[Interface dataset entries]
::::

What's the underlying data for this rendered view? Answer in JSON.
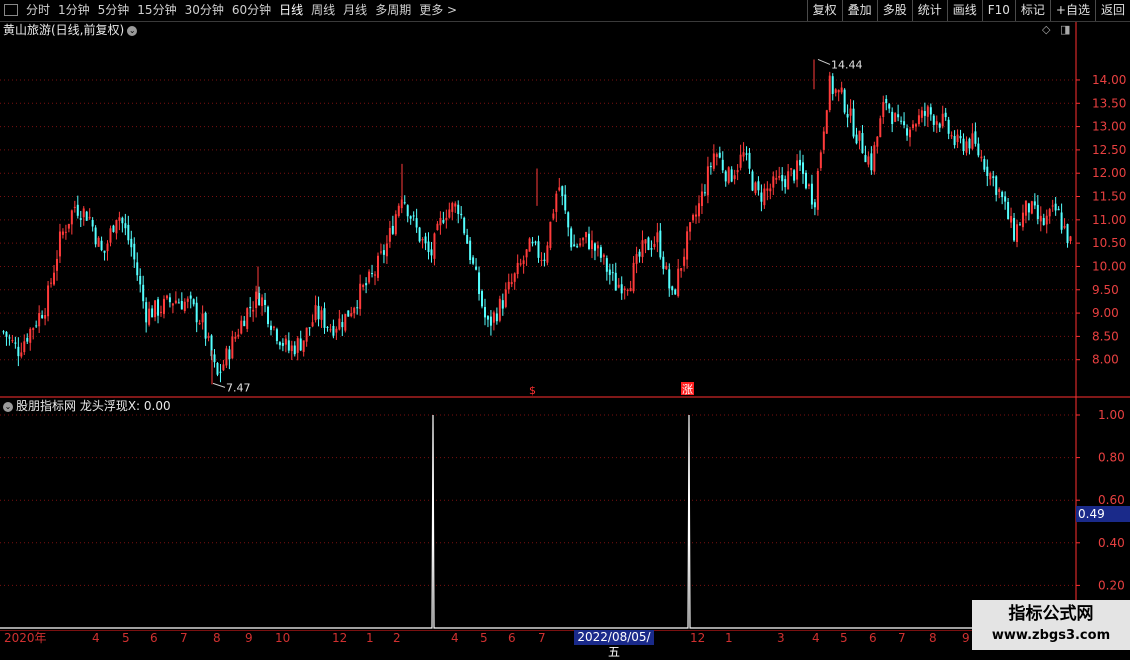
{
  "toolbar": {
    "tabs": [
      "分时",
      "1分钟",
      "5分钟",
      "15分钟",
      "30分钟",
      "60分钟",
      "日线",
      "周线",
      "月线",
      "多周期",
      "更多 >"
    ],
    "active_tab": "日线",
    "right_buttons": [
      "复权",
      "叠加",
      "多股",
      "统计",
      "画线",
      "F10",
      "标记",
      "+自选",
      "返回"
    ]
  },
  "main_panel": {
    "title": "黄山旅游(日线,前复权)",
    "high_marker": "14.44",
    "low_marker": "7.47",
    "signal_marks": [
      "$",
      "涨"
    ],
    "y_ticks": [
      "14.00",
      "13.50",
      "13.00",
      "12.50",
      "12.00",
      "11.50",
      "11.00",
      "10.50",
      "10.00",
      "9.50",
      "9.00",
      "8.50",
      "8.00"
    ]
  },
  "indicator_panel": {
    "title": "股朋指标网 龙头浮现X: 0.00",
    "y_ticks": [
      "1.00",
      "0.80",
      "0.60",
      "0.40",
      "0.20"
    ],
    "cursor_value": "0.49"
  },
  "x_axis": {
    "labels": [
      "2020年",
      "4",
      "5",
      "6",
      "7",
      "8",
      "9",
      "10",
      "12",
      "1",
      "2",
      "4",
      "5",
      "6",
      "7",
      "12",
      "1",
      "3",
      "4",
      "5",
      "6",
      "7",
      "8",
      "9"
    ],
    "cursor_date": "2022/08/05/五"
  },
  "watermark": {
    "line1": "指标公式网",
    "line2": "www.zbgs3.com"
  },
  "colors": {
    "up": "#ff3b3b",
    "down": "#54ffff",
    "grid": "#7a1010",
    "axis": "#ff3030",
    "indicator": "#ffffff"
  },
  "chart_data": [
    {
      "type": "candlestick",
      "title": "黄山旅游(日线,前复权)",
      "ylim": [
        7.2,
        14.9
      ],
      "key_prices": {
        "high": 14.44,
        "low": 7.47
      },
      "close_path": [
        8.6,
        8.2,
        8.7,
        9.2,
        10.6,
        11.3,
        11.1,
        10.2,
        11.2,
        10.4,
        9.0,
        9.1,
        9.3,
        9.2,
        8.8,
        7.6,
        8.3,
        9.0,
        9.4,
        8.7,
        8.2,
        8.4,
        9.0,
        8.7,
        8.9,
        9.4,
        9.8,
        10.5,
        11.6,
        10.8,
        10.2,
        11.2,
        11.3,
        10.0,
        8.7,
        9.2,
        9.8,
        10.4,
        10.2,
        11.8,
        10.4,
        10.6,
        10.2,
        9.6,
        9.7,
        10.4,
        10.6,
        9.3,
        10.5,
        11.4,
        12.5,
        11.9,
        12.4,
        11.5,
        11.7,
        11.9,
        12.1,
        11.4,
        13.9,
        13.6,
        12.8,
        12.2,
        13.6,
        12.9,
        13.1,
        13.3,
        13.1,
        12.6,
        12.7,
        12.2,
        11.6,
        10.7,
        11.3,
        10.9,
        11.2,
        10.5
      ]
    },
    {
      "type": "line",
      "series": [
        {
          "name": "龙头浮现X",
          "spikes": [
            {
              "date_label": "2021-02",
              "value": 1.0
            },
            {
              "date_label": "2022-08",
              "value": 1.0
            }
          ]
        }
      ],
      "ylim": [
        0,
        1.05
      ]
    }
  ]
}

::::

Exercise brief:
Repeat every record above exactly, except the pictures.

Response to the exercise:
What's the underlying data for this rendered view? Answer in JSON.
{
  "toolbar": {
    "tabs": [
      "分时",
      "1分钟",
      "5分钟",
      "15分钟",
      "30分钟",
      "60分钟",
      "日线",
      "周线",
      "月线",
      "多周期",
      "更多 >"
    ],
    "active_tab": "日线",
    "right_buttons": [
      "复权",
      "叠加",
      "多股",
      "统计",
      "画线",
      "F10",
      "标记",
      "+自选",
      "返回"
    ]
  },
  "main_panel": {
    "title": "黄山旅游(日线,前复权)",
    "high_marker": "14.44",
    "low_marker": "7.47",
    "signal_marks": [
      "$",
      "涨"
    ],
    "y_ticks": [
      "14.00",
      "13.50",
      "13.00",
      "12.50",
      "12.00",
      "11.50",
      "11.00",
      "10.50",
      "10.00",
      "9.50",
      "9.00",
      "8.50",
      "8.00"
    ]
  },
  "indicator_panel": {
    "title": "股朋指标网 龙头浮现X: 0.00",
    "y_ticks": [
      "1.00",
      "0.80",
      "0.60",
      "0.40",
      "0.20"
    ],
    "cursor_value": "0.49"
  },
  "x_axis": {
    "labels": [
      "2020年",
      "4",
      "5",
      "6",
      "7",
      "8",
      "9",
      "10",
      "12",
      "1",
      "2",
      "4",
      "5",
      "6",
      "7",
      "12",
      "1",
      "3",
      "4",
      "5",
      "6",
      "7",
      "8",
      "9"
    ],
    "cursor_date": "2022/08/05/五"
  },
  "watermark": {
    "line1": "指标公式网",
    "line2": "www.zbgs3.com"
  },
  "colors": {
    "up": "#ff3b3b",
    "down": "#54ffff",
    "grid": "#7a1010",
    "axis": "#ff3030",
    "indicator": "#ffffff"
  },
  "chart_data": [
    {
      "type": "candlestick",
      "title": "黄山旅游(日线,前复权)",
      "ylim": [
        7.2,
        14.9
      ],
      "key_prices": {
        "high": 14.44,
        "low": 7.47
      },
      "close_path": [
        8.6,
        8.2,
        8.7,
        9.2,
        10.6,
        11.3,
        11.1,
        10.2,
        11.2,
        10.4,
        9.0,
        9.1,
        9.3,
        9.2,
        8.8,
        7.6,
        8.3,
        9.0,
        9.4,
        8.7,
        8.2,
        8.4,
        9.0,
        8.7,
        8.9,
        9.4,
        9.8,
        10.5,
        11.6,
        10.8,
        10.2,
        11.2,
        11.3,
        10.0,
        8.7,
        9.2,
        9.8,
        10.4,
        10.2,
        11.8,
        10.4,
        10.6,
        10.2,
        9.6,
        9.7,
        10.4,
        10.6,
        9.3,
        10.5,
        11.4,
        12.5,
        11.9,
        12.4,
        11.5,
        11.7,
        11.9,
        12.1,
        11.4,
        13.9,
        13.6,
        12.8,
        12.2,
        13.6,
        12.9,
        13.1,
        13.3,
        13.1,
        12.6,
        12.7,
        12.2,
        11.6,
        10.7,
        11.3,
        10.9,
        11.2,
        10.5
      ]
    },
    {
      "type": "line",
      "series": [
        {
          "name": "龙头浮现X",
          "spikes": [
            {
              "date_label": "2021-02",
              "value": 1.0
            },
            {
              "date_label": "2022-08",
              "value": 1.0
            }
          ]
        }
      ],
      "ylim": [
        0,
        1.05
      ]
    }
  ]
}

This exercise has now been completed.